In general, a political risk is defined as any action taken by a foreign party—such as a governmental body—that affects, or could affect, the local business climate. These actions can cause companies and investors to suffer financial losses as a result of sweeping political changes or instability in the country.
The following are some common political risks and examples of how they can impact investors and exporters alike:
· Changes in laws and regulations. When governments introduce new laws or change their existing regulatory framework, business operations may be negatively impacted. Governments often target foreign businesses or certain industries with unfavorable restrictions that could potentially eliminate the viability of conducting business abroad altogether.
· Restrictions on imports and exports. Sudden changes in import and export restrictions can greatly increase the cost of doing business abroad. Countries often center their tariff and trade barrier strategies on protecting consumers and domestic companies. What’s more, an embargo or the cancellation of an import license can spell disaster for a business operating abroad.
· Transfer risk. In some instances, businesses may not be able to convert the local currency into dollars. When this happens, foreign buyers may not be able to pay exporters. Worse still, if currency restrictions are in place, the value of cash held in a foreign market may depreciate relative to the dollar.
· Breach of contract by a foreign government. When a contract breach occurs (non-payment, unwarranted contract termination, etc.), it can create losses for businesses. This can happen without warning, and the financial loss can be difficult to make up.
· Expropriation. This occurs when a government or other public agency seizes, sometimes unlawfully, private property in the name of public interest. This can cause losses of physical assets and revenue.
· Political turmoil. Unsafe conditions due to war, terrorism, civil strife or other forms of political violence can lead to the total abandonment of an investment.
The type and potential impact of political risk varies by country. It’s important to remember that some countries are more stable than others, and political risk tends to be greater in developing regions. For a general overview of potential risks, consult this Web page from the U.S. Department of Commerce.
Mitigating the Risk

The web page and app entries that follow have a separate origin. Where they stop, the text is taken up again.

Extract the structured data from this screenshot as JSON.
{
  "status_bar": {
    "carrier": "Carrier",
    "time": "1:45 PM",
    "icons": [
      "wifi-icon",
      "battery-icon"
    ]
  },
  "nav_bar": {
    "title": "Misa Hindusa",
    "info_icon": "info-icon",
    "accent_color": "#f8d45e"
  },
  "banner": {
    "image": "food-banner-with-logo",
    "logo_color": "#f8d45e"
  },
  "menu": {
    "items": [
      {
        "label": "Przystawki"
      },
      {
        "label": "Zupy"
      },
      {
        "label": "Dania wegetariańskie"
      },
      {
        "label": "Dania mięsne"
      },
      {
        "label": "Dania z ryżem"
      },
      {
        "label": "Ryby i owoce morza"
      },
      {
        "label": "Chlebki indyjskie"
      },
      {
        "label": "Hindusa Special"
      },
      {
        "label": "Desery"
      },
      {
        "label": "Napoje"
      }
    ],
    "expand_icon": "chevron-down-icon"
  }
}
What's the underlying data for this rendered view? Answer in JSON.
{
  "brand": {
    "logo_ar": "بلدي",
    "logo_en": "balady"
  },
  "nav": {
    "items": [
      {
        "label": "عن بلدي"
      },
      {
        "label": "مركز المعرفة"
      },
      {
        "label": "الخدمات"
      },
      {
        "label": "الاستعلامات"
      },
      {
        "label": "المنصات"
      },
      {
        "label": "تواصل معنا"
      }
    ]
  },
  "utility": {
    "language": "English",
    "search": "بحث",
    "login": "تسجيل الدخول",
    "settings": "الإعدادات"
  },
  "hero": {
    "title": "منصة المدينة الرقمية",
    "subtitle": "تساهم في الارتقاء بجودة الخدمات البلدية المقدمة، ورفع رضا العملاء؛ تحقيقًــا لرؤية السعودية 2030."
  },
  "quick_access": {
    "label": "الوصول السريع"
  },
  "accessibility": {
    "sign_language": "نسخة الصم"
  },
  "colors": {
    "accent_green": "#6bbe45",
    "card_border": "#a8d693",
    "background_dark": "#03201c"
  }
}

While political risk is nearly unavoidable in some cases, there are ways to prepare before conducting business abroad. The following are four best practices that businesses can leverage:
1. Identify risk exposures that might be encountered based on geopolitical and other factors. A risk manager can help inventory these political risk types and rank them from most to least impactful based on the type of business being conducted. Examining political trends can help anticipate future events and government action.
2. Quantify potential risks using common measurement tools such as discounted cash flow analysis, organizational network analysis and enterprise risk management. Using these tools, companies can predict maximum probable losses, market share changes and how many potential customers could be lost. Based on this information, businesses can determine if the risk of doing business abroad is still profitable following a major political risk.
3. Reduce the probability of a risk and its effects by establishing a course of action. While a political risk is difficult to eliminate entirely, businesses can use data they have previously gathered to implement preventive tactics, like re-evaluating their investment type, seeking new in-country relationships, revising their operational setup and redistributing capital allocations.
4. Monitor political risks on a consistent basis, integrating any data and findings into a formal risk management process.
While the above tips can help mitigate the damages of political risk, it may not be enough. To counteract any gaps in protection, some businesses turn to political risk insurance. While there are many different types of insurance related to political risk, they generally protect physical assets, foreign funds, contract frustration and more.
For more information on managing risk, contact Tanner, Ballew and Maloof, Inc. today.